Problem requirements
Go through the data and copy each line that holds "this".

The input
···
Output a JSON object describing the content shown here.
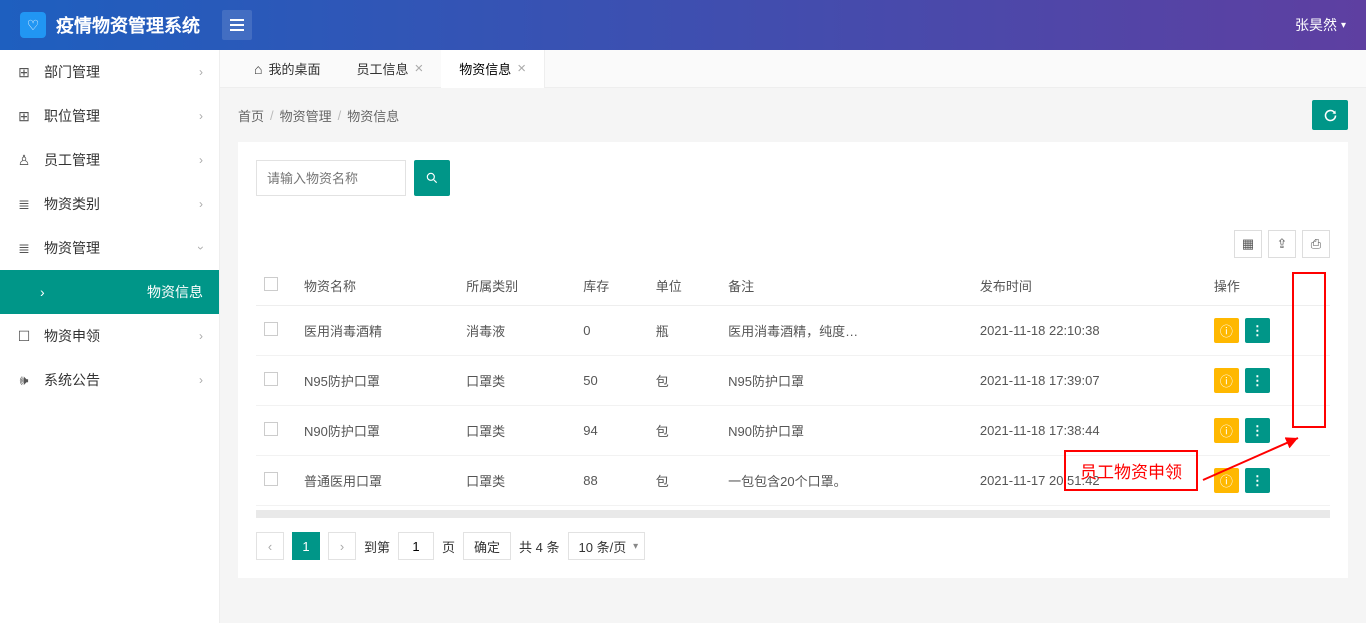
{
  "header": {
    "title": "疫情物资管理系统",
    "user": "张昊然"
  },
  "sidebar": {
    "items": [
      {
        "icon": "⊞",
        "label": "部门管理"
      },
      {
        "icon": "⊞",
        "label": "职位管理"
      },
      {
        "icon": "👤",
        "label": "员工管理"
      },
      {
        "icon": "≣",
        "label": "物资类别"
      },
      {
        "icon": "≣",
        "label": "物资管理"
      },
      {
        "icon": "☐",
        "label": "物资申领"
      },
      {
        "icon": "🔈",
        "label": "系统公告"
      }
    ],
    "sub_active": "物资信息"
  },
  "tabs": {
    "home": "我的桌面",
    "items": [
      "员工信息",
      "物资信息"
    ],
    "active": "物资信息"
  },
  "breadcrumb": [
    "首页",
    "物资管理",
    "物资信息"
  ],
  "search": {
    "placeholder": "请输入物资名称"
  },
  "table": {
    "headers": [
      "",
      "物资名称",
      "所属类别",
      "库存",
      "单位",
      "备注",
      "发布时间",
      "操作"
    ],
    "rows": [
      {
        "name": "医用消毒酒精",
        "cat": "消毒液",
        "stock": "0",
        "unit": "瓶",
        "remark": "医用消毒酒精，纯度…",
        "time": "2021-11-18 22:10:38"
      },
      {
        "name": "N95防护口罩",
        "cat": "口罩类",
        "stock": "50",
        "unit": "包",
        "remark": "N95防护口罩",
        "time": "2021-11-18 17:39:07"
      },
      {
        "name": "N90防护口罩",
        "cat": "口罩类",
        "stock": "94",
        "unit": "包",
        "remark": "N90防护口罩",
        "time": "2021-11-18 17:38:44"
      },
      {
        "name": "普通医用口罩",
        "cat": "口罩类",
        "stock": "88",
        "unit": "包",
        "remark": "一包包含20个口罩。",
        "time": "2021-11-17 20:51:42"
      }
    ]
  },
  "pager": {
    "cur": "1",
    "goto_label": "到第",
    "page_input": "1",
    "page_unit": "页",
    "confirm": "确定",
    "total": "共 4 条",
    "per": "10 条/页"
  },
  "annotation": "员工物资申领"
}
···
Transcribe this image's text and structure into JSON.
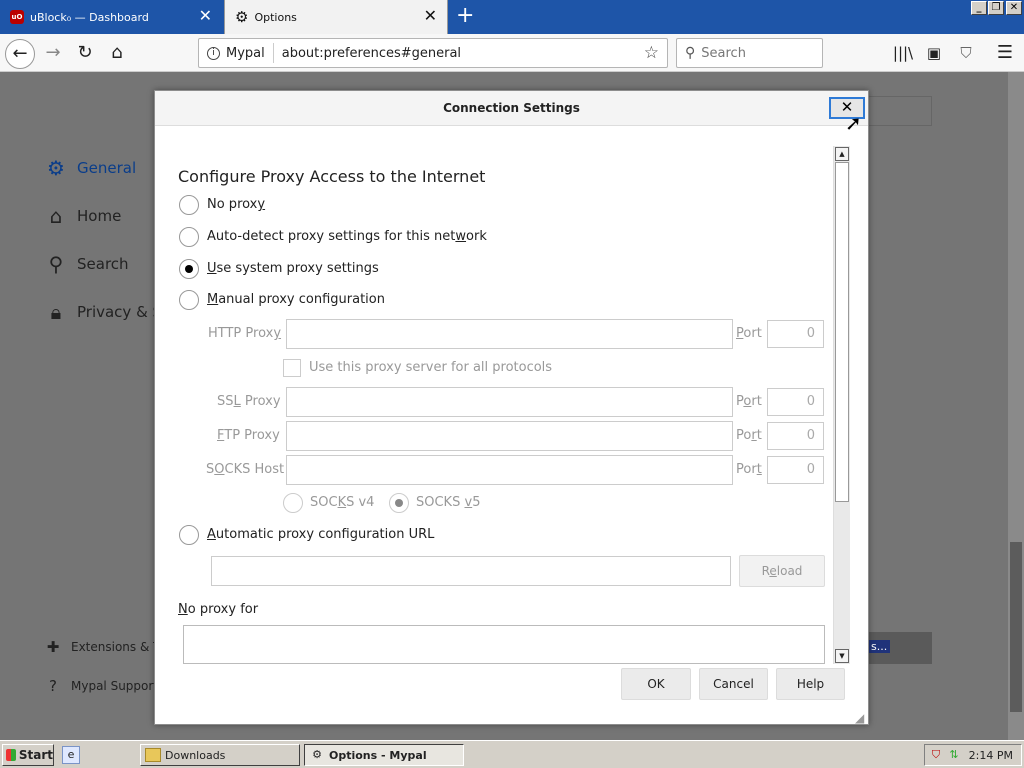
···
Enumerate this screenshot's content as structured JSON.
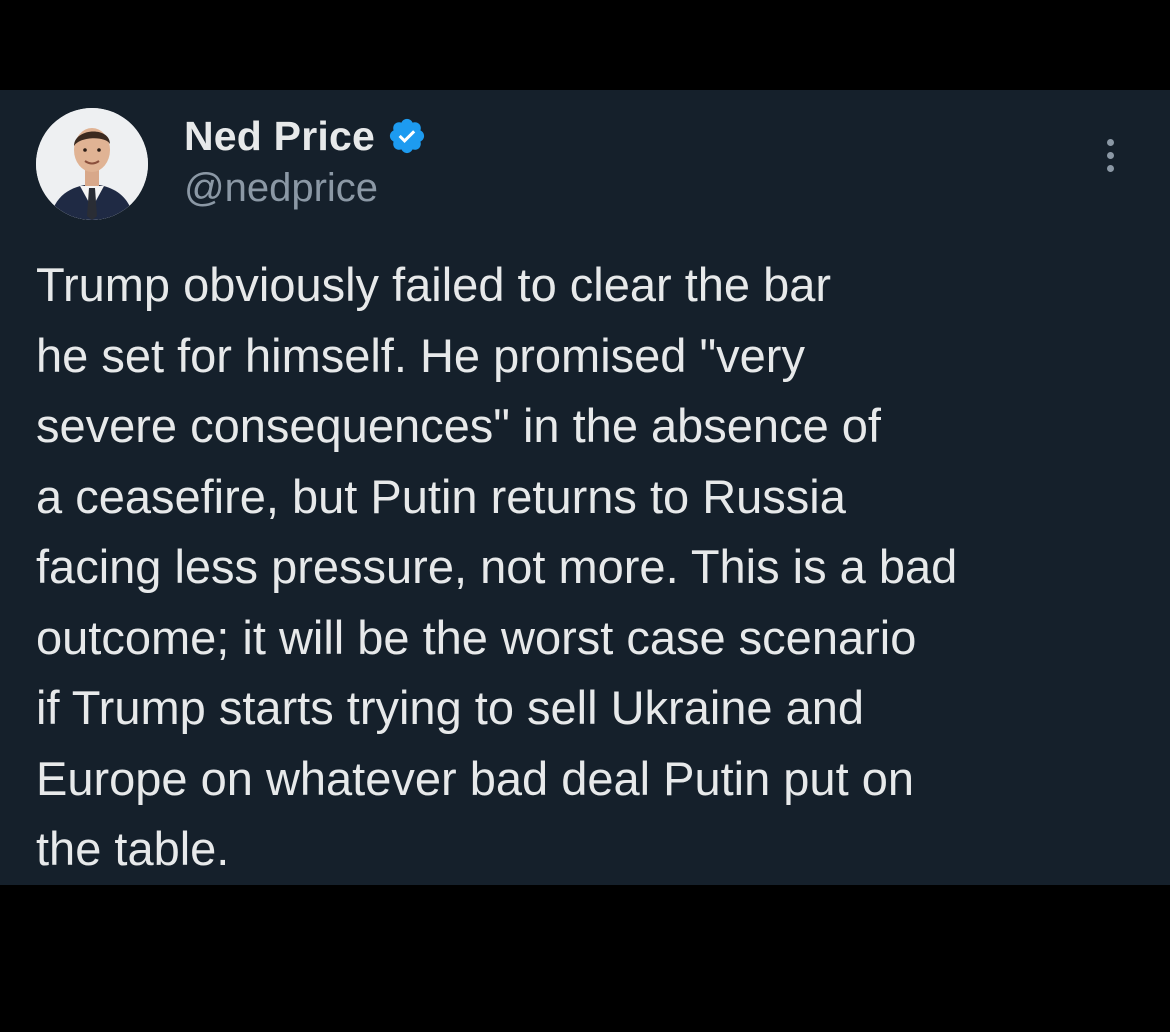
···
Finished task
Transcribe this image's text and structure into JSON.
Enumerate this screenshot's content as structured JSON.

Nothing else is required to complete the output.